__Required action__:
Find every line in the records below that contains "folder", and copy it.

(Items from an interface collection)

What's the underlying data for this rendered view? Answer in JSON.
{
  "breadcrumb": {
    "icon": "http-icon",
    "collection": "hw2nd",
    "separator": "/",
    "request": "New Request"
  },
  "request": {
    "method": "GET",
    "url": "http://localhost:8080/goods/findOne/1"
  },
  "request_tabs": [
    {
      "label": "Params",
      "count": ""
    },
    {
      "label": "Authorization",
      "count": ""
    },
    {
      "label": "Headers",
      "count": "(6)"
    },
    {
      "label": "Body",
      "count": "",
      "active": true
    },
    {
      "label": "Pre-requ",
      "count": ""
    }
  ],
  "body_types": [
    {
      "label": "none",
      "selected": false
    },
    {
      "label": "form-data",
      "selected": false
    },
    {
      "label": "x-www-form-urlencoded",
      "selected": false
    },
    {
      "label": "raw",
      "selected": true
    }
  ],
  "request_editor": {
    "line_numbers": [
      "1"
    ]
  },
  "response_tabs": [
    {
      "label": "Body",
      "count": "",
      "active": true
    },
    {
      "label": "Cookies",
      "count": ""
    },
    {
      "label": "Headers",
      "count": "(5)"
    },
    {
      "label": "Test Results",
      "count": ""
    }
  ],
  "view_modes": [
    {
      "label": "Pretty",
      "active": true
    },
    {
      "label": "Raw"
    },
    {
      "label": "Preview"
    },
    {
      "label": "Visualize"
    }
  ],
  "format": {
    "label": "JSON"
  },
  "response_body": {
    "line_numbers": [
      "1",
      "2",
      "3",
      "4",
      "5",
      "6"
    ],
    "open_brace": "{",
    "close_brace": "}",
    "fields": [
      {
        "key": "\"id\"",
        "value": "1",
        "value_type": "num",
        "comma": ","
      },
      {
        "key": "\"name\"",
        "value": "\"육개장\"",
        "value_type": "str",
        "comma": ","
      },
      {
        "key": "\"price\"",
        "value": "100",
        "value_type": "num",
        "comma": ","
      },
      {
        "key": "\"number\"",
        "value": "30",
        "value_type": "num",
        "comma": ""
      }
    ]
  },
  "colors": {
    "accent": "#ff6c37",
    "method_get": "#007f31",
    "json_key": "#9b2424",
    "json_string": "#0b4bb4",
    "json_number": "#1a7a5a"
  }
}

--

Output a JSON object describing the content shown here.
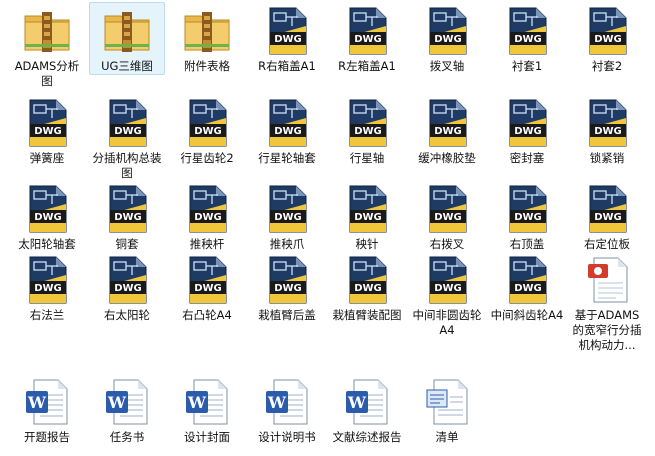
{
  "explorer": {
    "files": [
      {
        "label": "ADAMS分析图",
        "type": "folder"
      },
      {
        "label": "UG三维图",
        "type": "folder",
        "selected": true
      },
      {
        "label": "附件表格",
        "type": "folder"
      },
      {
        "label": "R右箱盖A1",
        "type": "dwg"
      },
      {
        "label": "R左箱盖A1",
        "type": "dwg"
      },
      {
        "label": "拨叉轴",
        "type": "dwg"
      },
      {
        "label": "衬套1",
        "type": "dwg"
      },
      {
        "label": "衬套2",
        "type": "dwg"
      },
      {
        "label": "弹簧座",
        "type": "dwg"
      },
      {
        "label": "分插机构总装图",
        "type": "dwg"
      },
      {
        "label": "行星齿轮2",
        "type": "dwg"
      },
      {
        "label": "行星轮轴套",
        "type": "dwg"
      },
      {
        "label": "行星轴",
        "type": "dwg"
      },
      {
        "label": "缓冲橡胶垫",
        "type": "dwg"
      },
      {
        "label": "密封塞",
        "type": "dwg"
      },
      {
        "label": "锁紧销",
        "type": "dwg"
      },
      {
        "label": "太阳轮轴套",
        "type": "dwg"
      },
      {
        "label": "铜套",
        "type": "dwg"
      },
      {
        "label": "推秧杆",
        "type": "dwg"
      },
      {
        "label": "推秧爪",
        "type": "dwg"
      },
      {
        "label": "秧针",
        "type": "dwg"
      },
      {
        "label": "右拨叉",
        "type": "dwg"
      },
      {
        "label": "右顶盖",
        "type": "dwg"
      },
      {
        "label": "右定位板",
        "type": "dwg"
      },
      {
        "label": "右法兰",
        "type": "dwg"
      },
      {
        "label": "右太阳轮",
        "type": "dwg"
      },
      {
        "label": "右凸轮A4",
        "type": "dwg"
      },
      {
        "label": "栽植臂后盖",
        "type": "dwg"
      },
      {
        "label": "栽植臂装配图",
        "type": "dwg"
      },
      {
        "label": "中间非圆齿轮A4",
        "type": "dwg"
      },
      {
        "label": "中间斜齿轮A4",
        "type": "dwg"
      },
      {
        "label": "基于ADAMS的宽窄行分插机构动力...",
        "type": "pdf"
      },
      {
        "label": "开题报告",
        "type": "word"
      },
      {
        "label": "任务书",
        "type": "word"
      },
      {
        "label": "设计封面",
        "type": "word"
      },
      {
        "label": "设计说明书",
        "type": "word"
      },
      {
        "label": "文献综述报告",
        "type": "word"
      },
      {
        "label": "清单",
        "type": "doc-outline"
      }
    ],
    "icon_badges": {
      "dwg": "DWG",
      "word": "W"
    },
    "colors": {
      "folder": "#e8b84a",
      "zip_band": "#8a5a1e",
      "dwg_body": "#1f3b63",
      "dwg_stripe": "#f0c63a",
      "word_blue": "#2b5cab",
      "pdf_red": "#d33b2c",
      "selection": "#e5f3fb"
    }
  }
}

__Result__:
        "type": "folder"
        "type": "folder",
        "type": "folder"
      "folder": "#e8b84a",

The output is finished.